Russian Software Security Lab Hacked, Indirectly Links Attack To NSA
Systems at the famous Russian anti-virus software provider, Kaspersky Lab, were recently attacked by hackers.
The lab believes that the hackers employed three highly advanced techniques to target its newest technologies. It was “one of the most sophisticated campaigns ever seen,” the firm explains.
According to the Russian company, because of the timely detection of the intrusion, it was able to protect critical data. The compromised data was “in no way critical,” notices the firm.
The firm’s chief executive Eugene Kaspersky said, “Spying on cyber security companies is a very dangerous tendency, the only way to protect the world is to have law enforcement agencies and security companies fighting such attacks openly.
“We will always report attacks regardless of their origin,” he added.

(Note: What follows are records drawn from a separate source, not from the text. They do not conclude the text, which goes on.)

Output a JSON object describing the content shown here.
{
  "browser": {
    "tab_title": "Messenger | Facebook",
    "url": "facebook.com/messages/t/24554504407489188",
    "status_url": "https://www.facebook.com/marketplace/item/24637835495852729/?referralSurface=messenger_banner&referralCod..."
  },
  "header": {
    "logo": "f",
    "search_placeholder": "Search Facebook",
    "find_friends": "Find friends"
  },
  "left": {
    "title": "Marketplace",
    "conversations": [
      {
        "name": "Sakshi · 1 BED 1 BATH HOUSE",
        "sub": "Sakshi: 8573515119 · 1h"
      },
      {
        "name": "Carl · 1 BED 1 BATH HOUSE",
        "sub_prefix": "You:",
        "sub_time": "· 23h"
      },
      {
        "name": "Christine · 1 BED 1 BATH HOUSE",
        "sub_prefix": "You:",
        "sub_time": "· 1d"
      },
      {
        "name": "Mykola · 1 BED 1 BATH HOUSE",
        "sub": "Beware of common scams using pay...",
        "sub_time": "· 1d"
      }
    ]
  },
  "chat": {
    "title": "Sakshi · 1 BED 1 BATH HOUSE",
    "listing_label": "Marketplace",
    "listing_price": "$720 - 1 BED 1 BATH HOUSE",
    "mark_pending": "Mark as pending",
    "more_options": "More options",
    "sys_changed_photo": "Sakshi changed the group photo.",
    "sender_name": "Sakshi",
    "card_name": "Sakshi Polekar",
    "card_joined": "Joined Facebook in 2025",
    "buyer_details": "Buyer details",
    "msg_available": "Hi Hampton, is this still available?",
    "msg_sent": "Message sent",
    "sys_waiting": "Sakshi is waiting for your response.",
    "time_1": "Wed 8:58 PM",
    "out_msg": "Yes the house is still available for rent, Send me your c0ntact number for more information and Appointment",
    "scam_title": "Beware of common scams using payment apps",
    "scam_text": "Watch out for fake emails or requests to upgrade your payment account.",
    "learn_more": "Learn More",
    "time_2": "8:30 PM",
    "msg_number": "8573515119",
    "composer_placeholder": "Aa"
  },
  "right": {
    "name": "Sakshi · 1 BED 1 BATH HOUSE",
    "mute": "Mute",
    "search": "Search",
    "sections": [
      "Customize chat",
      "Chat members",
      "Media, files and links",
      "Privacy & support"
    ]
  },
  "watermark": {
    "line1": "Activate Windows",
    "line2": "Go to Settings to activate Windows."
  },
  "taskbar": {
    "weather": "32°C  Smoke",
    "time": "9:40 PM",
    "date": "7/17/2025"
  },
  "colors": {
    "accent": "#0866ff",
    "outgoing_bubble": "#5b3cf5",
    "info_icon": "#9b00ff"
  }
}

Recent report suggests that implicitly the lab has drawn connection of the hackers group with National Security Agency (NSA).

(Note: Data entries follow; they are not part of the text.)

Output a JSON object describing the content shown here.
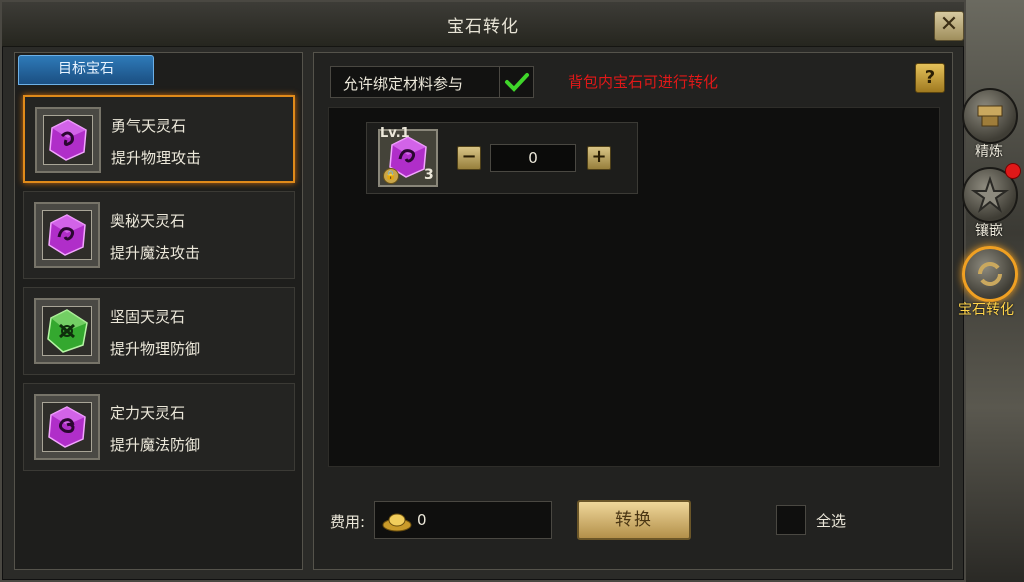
{
  "window": {
    "title": "宝石转化",
    "close_label": "✕"
  },
  "left": {
    "tab_label": "目标宝石",
    "gems": [
      {
        "name": "勇气天灵石",
        "desc": "提升物理攻击",
        "color": "#c33bd6",
        "selected": true
      },
      {
        "name": "奥秘天灵石",
        "desc": "提升魔法攻击",
        "color": "#c33bd6",
        "selected": false
      },
      {
        "name": "坚固天灵石",
        "desc": "提升物理防御",
        "color": "#3fbf3a",
        "selected": false
      },
      {
        "name": "定力天灵石",
        "desc": "提升魔法防御",
        "color": "#c33bd6",
        "selected": false
      }
    ]
  },
  "right": {
    "allow_bound_label": "允许绑定材料参与",
    "allow_bound_checked": true,
    "hint": "背包内宝石可进行转化",
    "help_label": "?",
    "material": {
      "level": "Lv.1",
      "count": "3",
      "quantity": "0",
      "color": "#c33bd6"
    },
    "minus_label": "−",
    "plus_label": "+",
    "fee_label": "费用:",
    "fee_value": "0",
    "convert_label": "转换",
    "select_all_label": "全选"
  },
  "side_tabs": [
    {
      "label": "精炼",
      "icon": "anvil-icon",
      "active": false
    },
    {
      "label": "镶嵌",
      "icon": "star-icon",
      "active": false,
      "badge": true
    },
    {
      "label": "宝石转化",
      "icon": "cycle-icon",
      "active": true
    }
  ],
  "colors": {
    "accent": "#e08a1a",
    "hint": "#e01818",
    "tab_blue": "#2e7ab8"
  }
}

The detection of the malware could be hard because, instead of writing files to disk, it remained hidden inside the computer’s memory.
The company’s chief believes the attackers are the unidentified creators of an earlier Trojan named Duqu, which was used in 2011 to launch attacks on the national level. The four targeted countries included Iran, India, France and Ukraine.
At that time, the hackers broke in through Microsoft Word. In the recent case again, they have used Microsoft software Installer files, according to BBC.
Director of Kaspersky Lab’s global research and analysis team commented on the “sophisticated” attack, saying its cost “must have been very high.”
Kaspersky Lab had proofs for the employment of “Duqu 2.0” in several other attacks – more importantly, on the venues where Iran’s nuclear program was being talked upon, the director said.
Abubaker Zahoor writes on diverse topics with special interest in innovations, tech-ethics, and inter-and intra- organizational business relationships.